- _Your instructions_
Filter the listing and keep only the lines with the word "link".

- _Data supplied_
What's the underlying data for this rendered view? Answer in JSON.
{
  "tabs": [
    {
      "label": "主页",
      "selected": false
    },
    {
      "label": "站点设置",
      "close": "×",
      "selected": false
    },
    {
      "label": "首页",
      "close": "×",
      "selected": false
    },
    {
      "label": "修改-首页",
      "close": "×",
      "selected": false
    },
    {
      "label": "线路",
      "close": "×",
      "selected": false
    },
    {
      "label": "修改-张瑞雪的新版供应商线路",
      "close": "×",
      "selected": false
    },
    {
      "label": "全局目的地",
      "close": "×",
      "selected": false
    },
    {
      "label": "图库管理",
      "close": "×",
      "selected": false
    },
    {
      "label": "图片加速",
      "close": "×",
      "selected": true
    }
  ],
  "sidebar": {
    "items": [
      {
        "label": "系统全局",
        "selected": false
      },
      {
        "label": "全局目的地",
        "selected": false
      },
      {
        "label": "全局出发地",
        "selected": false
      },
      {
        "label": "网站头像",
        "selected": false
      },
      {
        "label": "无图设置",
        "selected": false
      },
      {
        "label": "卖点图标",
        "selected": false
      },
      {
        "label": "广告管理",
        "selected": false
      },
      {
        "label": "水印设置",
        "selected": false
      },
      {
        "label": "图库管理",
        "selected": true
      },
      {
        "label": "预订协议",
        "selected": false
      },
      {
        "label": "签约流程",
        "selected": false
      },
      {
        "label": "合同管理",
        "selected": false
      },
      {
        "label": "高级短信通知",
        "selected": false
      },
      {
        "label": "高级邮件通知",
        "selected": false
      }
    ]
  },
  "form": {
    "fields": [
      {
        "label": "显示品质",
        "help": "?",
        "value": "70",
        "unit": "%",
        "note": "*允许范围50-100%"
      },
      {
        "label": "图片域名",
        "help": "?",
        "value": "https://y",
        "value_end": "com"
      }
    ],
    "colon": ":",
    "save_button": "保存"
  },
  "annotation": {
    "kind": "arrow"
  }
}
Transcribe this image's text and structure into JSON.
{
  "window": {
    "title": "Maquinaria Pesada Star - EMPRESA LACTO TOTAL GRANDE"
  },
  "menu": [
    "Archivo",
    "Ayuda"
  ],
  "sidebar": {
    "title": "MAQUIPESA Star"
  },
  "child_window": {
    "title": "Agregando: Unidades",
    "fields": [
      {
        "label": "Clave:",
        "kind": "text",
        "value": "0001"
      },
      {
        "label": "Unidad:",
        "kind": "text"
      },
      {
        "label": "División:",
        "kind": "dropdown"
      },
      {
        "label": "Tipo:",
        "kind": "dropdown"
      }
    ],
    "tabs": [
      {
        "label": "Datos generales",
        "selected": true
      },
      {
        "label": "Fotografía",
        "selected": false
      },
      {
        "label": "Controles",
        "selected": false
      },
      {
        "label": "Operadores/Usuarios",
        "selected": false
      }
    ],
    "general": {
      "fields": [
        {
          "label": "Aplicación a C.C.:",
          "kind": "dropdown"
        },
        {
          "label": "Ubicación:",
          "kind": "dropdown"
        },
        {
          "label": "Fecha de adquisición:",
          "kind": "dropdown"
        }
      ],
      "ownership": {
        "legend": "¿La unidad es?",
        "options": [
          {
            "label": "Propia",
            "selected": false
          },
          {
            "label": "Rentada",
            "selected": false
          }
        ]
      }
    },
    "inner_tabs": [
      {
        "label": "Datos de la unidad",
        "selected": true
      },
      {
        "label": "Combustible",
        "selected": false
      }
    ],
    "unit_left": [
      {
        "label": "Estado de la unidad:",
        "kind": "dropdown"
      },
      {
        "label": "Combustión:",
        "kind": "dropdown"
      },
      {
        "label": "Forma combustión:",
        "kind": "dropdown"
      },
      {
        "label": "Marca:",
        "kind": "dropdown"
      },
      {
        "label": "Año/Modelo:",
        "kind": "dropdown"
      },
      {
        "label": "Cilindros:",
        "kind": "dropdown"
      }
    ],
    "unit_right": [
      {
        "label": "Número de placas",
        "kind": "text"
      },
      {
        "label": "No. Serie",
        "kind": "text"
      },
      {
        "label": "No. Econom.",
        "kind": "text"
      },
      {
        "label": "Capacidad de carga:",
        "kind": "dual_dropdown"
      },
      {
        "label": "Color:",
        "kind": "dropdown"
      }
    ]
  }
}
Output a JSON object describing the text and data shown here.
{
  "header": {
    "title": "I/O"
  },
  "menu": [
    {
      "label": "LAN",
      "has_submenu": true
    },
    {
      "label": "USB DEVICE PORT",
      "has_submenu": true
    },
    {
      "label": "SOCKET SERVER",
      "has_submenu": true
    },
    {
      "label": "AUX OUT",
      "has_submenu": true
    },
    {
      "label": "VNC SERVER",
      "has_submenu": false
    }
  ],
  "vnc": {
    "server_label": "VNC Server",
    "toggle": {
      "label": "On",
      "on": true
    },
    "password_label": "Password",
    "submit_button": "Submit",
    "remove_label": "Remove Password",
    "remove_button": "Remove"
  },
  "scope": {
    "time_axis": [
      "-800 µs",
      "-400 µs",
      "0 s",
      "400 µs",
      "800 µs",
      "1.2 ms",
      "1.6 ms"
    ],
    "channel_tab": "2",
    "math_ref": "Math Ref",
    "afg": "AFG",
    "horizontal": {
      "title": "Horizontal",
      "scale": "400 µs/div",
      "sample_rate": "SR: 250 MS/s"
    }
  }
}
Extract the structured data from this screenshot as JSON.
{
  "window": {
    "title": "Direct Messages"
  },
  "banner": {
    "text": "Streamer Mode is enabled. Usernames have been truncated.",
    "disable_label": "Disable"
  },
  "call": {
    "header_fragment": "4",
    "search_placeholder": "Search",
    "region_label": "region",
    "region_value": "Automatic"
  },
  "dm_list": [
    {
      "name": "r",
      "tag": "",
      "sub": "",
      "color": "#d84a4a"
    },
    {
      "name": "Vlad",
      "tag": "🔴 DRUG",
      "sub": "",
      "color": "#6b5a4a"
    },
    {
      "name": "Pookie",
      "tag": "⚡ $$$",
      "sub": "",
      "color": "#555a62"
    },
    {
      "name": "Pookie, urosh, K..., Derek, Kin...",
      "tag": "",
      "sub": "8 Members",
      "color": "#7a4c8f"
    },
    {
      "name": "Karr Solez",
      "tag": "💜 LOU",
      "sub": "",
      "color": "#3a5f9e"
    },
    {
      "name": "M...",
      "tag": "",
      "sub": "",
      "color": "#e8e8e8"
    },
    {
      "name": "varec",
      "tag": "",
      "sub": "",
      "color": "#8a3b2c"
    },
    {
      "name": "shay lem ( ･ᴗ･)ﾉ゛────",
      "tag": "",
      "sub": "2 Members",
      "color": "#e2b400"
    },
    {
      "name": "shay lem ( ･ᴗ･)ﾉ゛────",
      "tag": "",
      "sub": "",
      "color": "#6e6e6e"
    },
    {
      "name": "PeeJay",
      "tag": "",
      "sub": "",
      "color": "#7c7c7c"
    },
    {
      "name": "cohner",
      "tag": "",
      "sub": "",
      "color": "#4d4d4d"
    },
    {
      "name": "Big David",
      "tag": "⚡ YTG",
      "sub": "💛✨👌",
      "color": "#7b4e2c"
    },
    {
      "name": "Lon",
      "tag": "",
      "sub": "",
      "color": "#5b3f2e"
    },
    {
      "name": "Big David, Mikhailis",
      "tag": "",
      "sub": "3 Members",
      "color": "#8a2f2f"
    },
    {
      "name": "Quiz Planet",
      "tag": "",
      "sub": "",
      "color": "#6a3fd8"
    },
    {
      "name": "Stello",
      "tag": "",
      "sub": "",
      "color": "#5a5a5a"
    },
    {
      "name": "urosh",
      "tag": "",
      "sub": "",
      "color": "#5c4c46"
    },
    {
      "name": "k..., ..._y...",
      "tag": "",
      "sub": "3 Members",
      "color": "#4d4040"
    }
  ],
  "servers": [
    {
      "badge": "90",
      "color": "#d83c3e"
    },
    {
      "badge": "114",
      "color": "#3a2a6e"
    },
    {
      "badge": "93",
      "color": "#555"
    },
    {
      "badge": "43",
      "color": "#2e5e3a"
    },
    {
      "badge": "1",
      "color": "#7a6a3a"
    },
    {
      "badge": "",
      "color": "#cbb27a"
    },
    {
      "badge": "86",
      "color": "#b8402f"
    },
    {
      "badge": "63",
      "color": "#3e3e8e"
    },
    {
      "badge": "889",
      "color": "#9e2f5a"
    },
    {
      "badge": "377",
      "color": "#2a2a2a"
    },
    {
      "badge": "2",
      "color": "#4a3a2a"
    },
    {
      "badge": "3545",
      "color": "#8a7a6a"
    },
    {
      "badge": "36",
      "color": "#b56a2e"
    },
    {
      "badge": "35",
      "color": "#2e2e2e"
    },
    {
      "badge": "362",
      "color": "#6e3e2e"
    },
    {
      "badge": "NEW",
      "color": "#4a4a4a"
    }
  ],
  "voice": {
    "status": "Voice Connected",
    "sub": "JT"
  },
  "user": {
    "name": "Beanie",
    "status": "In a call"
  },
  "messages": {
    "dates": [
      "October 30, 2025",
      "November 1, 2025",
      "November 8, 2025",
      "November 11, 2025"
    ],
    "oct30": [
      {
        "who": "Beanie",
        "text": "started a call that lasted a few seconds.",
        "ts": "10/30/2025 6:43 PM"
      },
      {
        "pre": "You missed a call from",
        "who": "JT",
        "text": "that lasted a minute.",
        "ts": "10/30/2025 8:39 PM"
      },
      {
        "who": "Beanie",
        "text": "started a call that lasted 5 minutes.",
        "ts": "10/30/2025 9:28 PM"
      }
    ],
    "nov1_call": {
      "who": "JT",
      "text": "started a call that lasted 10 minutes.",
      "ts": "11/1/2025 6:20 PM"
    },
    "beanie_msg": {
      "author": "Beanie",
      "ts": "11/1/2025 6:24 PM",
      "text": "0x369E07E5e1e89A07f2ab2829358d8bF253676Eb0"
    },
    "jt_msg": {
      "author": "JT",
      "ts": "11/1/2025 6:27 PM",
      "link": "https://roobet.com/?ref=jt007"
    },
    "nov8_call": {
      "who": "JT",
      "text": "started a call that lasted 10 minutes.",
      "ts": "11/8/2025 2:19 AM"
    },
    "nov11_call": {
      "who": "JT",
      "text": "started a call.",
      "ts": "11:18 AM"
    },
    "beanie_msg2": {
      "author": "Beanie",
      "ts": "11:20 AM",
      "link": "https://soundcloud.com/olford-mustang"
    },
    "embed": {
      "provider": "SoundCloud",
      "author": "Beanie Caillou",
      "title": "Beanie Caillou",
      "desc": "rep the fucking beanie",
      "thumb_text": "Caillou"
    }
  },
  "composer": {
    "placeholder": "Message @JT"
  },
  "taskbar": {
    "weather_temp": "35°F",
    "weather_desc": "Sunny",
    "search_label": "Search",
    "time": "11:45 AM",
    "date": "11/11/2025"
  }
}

- _Solution to the exercise_
      "link": "https://roobet.com/?ref=jt007"
      "link": "https://soundcloud.com/olford-mustang"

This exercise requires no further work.